Today it’s too late. You’ve already booked the course and made an upfront payment. Don’t worry about how lost your delegate might get among the other attendees, you have bigger issues.
Swishing around inside, being diluted among the others, is your industry sector with its specific VAT rules. Some sectors are more interesting or have amusing stories. Presenters often use these as a method of keeping audiences awake. You may have conceived the idea of creating an organisational VAT champion but there is a possibility of unwittingly weaponising this employee’s knowledge. After all there is a critical shortage of skilled personnel in the GCC.
This champion could take advantage of their newly acquired skill premium and up sticks to a better package elsewhere. While this can leave an immediate bad taste in the corporate mouth, what can truly linger is the following. By applying Guru status to one individual, this risks the construction of an unassailable position within the organisation, its ramparts reinforced with VAT arcana.
You might think that it would only be a matter of time before unmasking. There are two reasons why this doesn’t happen, beginning with the leveraging of their relationship with the entity’s external auditors.
Auditors function affirm the material accuracy of an organisation’s financial results while validating their systems and controls more generally. The depth of this is dependent on the contracted engagement. Within the fee structure, your VAT champion might negotiate continuing first or further line support for VAT issues, thus acting as a last port of call when the individual’s knowledge, wider peer circle or Google search fails to satisfy a query.

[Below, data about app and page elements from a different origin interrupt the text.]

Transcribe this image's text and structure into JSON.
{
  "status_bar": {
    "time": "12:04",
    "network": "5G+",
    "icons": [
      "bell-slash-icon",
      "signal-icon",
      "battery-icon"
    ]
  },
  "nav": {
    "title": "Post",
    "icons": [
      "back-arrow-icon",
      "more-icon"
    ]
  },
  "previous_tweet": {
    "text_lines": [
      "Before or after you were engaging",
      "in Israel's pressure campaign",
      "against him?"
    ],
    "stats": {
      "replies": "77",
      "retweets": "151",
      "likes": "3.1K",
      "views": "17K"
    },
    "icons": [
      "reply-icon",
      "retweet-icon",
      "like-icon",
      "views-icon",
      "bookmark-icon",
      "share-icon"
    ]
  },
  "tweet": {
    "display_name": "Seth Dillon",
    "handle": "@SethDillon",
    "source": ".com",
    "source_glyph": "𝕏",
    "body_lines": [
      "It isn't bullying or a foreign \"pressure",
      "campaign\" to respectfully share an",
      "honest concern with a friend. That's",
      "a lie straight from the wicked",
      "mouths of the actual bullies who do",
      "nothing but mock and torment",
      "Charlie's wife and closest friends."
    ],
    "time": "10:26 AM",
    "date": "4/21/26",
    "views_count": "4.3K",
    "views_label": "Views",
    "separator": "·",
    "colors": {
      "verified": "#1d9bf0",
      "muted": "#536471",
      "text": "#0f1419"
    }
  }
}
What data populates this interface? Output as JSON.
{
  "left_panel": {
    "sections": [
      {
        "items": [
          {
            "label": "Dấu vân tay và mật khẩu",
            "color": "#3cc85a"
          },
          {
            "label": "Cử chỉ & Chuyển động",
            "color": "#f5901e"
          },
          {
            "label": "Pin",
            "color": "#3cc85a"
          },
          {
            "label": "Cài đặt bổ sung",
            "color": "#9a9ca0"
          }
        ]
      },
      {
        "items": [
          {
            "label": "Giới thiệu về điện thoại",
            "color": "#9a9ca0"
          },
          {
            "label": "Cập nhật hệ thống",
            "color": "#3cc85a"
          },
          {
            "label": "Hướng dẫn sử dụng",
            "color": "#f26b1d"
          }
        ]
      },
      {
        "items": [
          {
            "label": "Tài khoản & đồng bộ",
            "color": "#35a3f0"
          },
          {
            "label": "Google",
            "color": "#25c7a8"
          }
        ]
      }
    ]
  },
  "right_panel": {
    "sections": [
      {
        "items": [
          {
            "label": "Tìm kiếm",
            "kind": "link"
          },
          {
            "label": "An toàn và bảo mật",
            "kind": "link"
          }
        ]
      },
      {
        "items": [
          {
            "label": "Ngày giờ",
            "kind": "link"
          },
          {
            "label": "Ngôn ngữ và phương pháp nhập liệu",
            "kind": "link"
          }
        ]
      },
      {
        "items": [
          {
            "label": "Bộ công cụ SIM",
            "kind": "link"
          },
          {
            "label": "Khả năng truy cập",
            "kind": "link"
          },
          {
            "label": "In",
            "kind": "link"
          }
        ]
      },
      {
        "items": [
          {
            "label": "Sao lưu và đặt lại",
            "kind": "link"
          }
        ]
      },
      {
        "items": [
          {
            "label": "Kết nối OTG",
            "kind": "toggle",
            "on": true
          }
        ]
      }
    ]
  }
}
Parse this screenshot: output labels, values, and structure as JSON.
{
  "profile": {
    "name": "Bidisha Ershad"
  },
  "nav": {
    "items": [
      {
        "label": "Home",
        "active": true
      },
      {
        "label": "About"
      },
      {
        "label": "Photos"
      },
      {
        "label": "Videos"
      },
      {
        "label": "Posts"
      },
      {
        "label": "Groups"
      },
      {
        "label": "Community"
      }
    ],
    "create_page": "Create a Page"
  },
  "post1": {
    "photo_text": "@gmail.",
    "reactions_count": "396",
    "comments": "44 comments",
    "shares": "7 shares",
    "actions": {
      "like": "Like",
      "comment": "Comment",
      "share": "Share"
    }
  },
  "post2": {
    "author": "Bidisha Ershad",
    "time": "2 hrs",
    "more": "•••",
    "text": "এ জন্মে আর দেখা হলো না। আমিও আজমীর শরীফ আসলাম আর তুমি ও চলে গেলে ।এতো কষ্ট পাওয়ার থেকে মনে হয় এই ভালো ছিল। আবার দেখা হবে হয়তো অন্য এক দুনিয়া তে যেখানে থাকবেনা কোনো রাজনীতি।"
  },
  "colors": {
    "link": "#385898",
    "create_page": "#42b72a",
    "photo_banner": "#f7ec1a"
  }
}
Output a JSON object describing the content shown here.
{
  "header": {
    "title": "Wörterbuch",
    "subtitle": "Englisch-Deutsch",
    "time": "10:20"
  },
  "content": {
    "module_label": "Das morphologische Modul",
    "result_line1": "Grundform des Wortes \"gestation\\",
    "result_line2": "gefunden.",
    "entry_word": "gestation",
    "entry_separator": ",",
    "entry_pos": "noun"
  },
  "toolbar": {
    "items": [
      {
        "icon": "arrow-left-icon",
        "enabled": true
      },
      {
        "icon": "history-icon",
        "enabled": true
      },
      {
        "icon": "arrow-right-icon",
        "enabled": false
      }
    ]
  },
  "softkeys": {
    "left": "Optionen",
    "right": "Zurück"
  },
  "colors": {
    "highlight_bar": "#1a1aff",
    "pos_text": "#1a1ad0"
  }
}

Their final defence is to carefully coach answers, so blame can be apportioned back to the individual who raised the query by way of misinterpretation of the advice given. This has a limited amount of usages.
Your organisation needs to develop a training strategy that is tailored to your organisational needs. That you need to train key personnel suggests the use of an external VAT solutions partner for your compliance project. Empowered as part of that process, these individuals can train other staffers. External courses targeted to this level of ability is an equally good solution.
One or two days in a salubrious setting among a group of erstwhile lost souls being lectured to by someone who is VAT knowledgeable does not your solution make.
Hucksterism begets hucksterism. I’m aware of one approach made to a VAT professional by a group of accountants offering to pay a market day rate for VAT training. Their objective was to leverage the training to increase their marketability to organisations. Having attended Federal Tax Authority [FTA] roadshow events I’ve seen grasping attendees nest questions desperate for solutions on the cheap.
Post the formal presentation it’s not unusual for groups to congregate around key speakers seeking clarification or posing corollary conundrums. In each queue, not queuing, will be at least one strained face desperately trying to commit to memory all these mini conversations.
I’ve seen careful positioning by attendees across the broadest amount of tables, breaking from jackal-like packs, hungrily searching for any scrap of knowledge before subsequently returning to selectively share what was garnered.
Elsewhere I’ve seen one individual lift all copies of presentation handouts and scurry out the exit. I can’t be sure whether this was to distribute among a favoured few later or an attempt to constrain knowledge transfer. As VAT is a completely new field to the majority of people in the UAE, training will impart many factoids to those with little hands-on experience and a home audience that is mostly clueless. What could go wrong?
While consumers and businesses in Europe are well accustomed to value-added tax, in the GCC it is something new.